Match on the string "this" in the entries below and return every matching line.

*** RECORD EXCERPTS ***

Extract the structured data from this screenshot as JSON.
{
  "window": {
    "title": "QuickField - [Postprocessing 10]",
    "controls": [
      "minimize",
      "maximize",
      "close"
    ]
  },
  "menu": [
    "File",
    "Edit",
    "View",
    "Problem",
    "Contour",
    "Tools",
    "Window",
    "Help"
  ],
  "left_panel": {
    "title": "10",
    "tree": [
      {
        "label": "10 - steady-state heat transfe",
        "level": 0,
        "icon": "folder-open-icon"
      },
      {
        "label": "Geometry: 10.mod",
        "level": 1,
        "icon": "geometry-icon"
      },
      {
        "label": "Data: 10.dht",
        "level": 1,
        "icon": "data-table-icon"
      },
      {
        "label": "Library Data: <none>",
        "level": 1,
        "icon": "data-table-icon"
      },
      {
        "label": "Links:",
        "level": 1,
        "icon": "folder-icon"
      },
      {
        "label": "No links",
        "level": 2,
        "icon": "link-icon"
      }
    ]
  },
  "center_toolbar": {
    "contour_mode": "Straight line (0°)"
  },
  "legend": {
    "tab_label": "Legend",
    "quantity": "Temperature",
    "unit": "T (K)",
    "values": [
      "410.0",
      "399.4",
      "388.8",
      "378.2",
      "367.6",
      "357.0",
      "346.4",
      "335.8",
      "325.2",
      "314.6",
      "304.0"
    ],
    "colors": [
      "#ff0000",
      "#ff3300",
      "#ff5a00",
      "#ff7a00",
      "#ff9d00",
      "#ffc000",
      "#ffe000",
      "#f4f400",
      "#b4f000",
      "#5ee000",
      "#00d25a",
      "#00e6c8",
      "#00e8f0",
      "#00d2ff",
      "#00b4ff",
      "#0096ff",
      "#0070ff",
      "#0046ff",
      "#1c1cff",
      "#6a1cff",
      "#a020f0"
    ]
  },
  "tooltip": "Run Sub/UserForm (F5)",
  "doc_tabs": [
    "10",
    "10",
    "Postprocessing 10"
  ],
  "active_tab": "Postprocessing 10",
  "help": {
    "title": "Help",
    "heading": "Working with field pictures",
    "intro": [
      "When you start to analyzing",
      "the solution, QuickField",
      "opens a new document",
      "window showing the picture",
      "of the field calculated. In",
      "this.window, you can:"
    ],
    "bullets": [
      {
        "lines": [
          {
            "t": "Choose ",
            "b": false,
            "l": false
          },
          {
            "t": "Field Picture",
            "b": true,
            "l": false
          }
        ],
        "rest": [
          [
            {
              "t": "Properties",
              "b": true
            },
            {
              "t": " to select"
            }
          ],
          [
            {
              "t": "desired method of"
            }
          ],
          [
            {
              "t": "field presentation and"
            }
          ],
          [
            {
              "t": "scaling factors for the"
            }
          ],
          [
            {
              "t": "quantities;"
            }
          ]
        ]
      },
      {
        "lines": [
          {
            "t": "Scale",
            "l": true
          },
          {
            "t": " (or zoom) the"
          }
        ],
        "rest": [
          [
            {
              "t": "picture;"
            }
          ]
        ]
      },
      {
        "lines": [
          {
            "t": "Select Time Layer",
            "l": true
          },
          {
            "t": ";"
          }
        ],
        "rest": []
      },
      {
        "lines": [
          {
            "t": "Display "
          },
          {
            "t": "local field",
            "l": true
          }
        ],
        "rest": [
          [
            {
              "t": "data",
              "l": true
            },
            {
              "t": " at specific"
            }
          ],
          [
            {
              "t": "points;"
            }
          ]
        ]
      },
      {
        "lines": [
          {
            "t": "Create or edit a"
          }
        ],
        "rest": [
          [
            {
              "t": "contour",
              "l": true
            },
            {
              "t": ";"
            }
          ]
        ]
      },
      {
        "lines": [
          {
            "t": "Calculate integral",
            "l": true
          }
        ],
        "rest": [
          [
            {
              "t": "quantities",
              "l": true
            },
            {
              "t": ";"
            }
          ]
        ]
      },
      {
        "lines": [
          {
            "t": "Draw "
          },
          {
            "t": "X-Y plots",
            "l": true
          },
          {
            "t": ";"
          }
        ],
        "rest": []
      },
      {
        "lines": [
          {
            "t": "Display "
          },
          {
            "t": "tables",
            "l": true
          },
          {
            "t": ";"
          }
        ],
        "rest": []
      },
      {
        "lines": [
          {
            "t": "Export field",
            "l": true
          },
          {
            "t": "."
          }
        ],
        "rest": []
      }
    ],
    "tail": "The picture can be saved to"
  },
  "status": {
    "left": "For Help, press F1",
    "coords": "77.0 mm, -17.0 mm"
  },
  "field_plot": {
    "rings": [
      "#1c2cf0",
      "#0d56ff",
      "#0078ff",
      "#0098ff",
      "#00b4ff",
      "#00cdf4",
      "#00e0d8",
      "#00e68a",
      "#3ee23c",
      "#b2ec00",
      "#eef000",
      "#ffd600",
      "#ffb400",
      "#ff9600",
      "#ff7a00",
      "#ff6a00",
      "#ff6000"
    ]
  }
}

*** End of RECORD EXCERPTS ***

WRITTEN ANSWER:
Extract the structured data from this screenshot as JSON.
      "this.window, you can:"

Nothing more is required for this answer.